| Problem requirements |
The answer must restate every entry below word for word.

| Data for this task |
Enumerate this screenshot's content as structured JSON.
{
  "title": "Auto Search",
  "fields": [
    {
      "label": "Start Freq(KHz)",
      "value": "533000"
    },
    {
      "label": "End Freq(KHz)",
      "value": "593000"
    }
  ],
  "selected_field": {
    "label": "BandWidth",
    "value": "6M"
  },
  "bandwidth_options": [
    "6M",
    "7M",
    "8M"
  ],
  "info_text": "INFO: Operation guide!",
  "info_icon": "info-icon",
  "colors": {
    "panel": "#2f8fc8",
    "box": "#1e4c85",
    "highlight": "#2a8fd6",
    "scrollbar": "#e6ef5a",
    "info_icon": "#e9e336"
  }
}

| Answer box |
Enumerate this screenshot's content as structured JSON.
{
  "title": "Auto Search",
  "fields": [
    {
      "label": "Start Freq(KHz)",
      "value": "533000"
    },
    {
      "label": "End Freq(KHz)",
      "value": "593000"
    }
  ],
  "selected_field": {
    "label": "BandWidth",
    "value": "6M"
  },
  "bandwidth_options": [
    "6M",
    "7M",
    "8M"
  ],
  "info_text": "INFO: Operation guide!",
  "info_icon": "info-icon",
  "colors": {
    "panel": "#2f8fc8",
    "box": "#1e4c85",
    "highlight": "#2a8fd6",
    "scrollbar": "#e6ef5a",
    "info_icon": "#e9e336"
  }
}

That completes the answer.